## Data section
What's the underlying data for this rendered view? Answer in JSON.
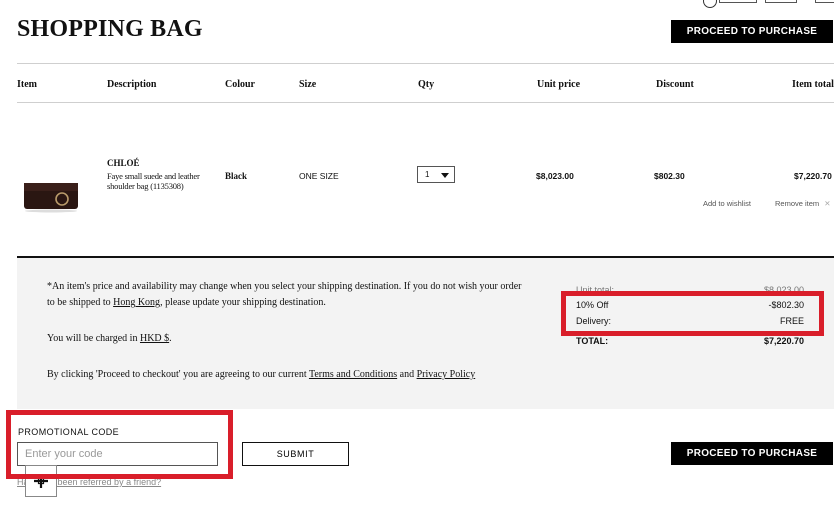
{
  "header": {
    "title": "SHOPPING BAG",
    "proceed_label": "PROCEED TO PURCHASE"
  },
  "table": {
    "columns": [
      "Item",
      "Description",
      "Colour",
      "Size",
      "Qty",
      "Unit price",
      "Discount",
      "Item total"
    ]
  },
  "item": {
    "brand": "CHLOÉ",
    "description": "Faye small suede and leather shoulder bag (1135308)",
    "colour": "Black",
    "size": "ONE SIZE",
    "qty": "1",
    "unit_price": "$8,023.00",
    "discount": "$802.30",
    "item_total": "$7,220.70",
    "add_to_wishlist": "Add to wishlist",
    "remove_item": "Remove item",
    "remove_icon": "close-icon"
  },
  "notes": {
    "availability_part1": "*An item's price and availability may change when you select your shipping destination. If you do not wish your order",
    "availability_part2": "to be shipped to",
    "destination": "Hong Kong",
    "availability_part3": ", please update your shipping destination.",
    "charged_prefix": "You will be charged in",
    "currency": "HKD $",
    "charged_suffix": ".",
    "agree_prefix": "By clicking 'Proceed to checkout' you are agreeing to our current",
    "terms": "Terms and Conditions",
    "and": "and",
    "privacy": "Privacy Policy"
  },
  "summary": {
    "unit_total_label": "Unit total:",
    "unit_total_value": "$8,023.00",
    "discount_label": "10% Off",
    "discount_value": "-$802.30",
    "delivery_label": "Delivery:",
    "delivery_value": "FREE",
    "total_label": "TOTAL:",
    "total_value": "$7,220.70"
  },
  "promo": {
    "label": "PROMOTIONAL CODE",
    "placeholder": "Enter your code",
    "submit_label": "SUBMIT",
    "referral_link": "Have you been referred by a friend?"
  },
  "footer": {
    "proceed_label": "PROCEED TO PURCHASE"
  },
  "colors": {
    "highlight": "#d91e2a",
    "button": "#000000",
    "panel": "#f3f3f3"
  }
}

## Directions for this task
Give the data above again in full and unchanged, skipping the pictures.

## Exercise result
What's the underlying data for this rendered view? Answer in JSON.
{
  "header": {
    "title": "SHOPPING BAG",
    "proceed_label": "PROCEED TO PURCHASE"
  },
  "table": {
    "columns": [
      "Item",
      "Description",
      "Colour",
      "Size",
      "Qty",
      "Unit price",
      "Discount",
      "Item total"
    ]
  },
  "item": {
    "brand": "CHLOÉ",
    "description": "Faye small suede and leather shoulder bag (1135308)",
    "colour": "Black",
    "size": "ONE SIZE",
    "qty": "1",
    "unit_price": "$8,023.00",
    "discount": "$802.30",
    "item_total": "$7,220.70",
    "add_to_wishlist": "Add to wishlist",
    "remove_item": "Remove item",
    "remove_icon": "close-icon"
  },
  "notes": {
    "availability_part1": "*An item's price and availability may change when you select your shipping destination. If you do not wish your order",
    "availability_part2": "to be shipped to",
    "destination": "Hong Kong",
    "availability_part3": ", please update your shipping destination.",
    "charged_prefix": "You will be charged in",
    "currency": "HKD $",
    "charged_suffix": ".",
    "agree_prefix": "By clicking 'Proceed to checkout' you are agreeing to our current",
    "terms": "Terms and Conditions",
    "and": "and",
    "privacy": "Privacy Policy"
  },
  "summary": {
    "unit_total_label": "Unit total:",
    "unit_total_value": "$8,023.00",
    "discount_label": "10% Off",
    "discount_value": "-$802.30",
    "delivery_label": "Delivery:",
    "delivery_value": "FREE",
    "total_label": "TOTAL:",
    "total_value": "$7,220.70"
  },
  "promo": {
    "label": "PROMOTIONAL CODE",
    "placeholder": "Enter your code",
    "submit_label": "SUBMIT",
    "referral_link": "Have you been referred by a friend?"
  },
  "footer": {
    "proceed_label": "PROCEED TO PURCHASE"
  },
  "colors": {
    "highlight": "#d91e2a",
    "button": "#000000",
    "panel": "#f3f3f3"
  }
}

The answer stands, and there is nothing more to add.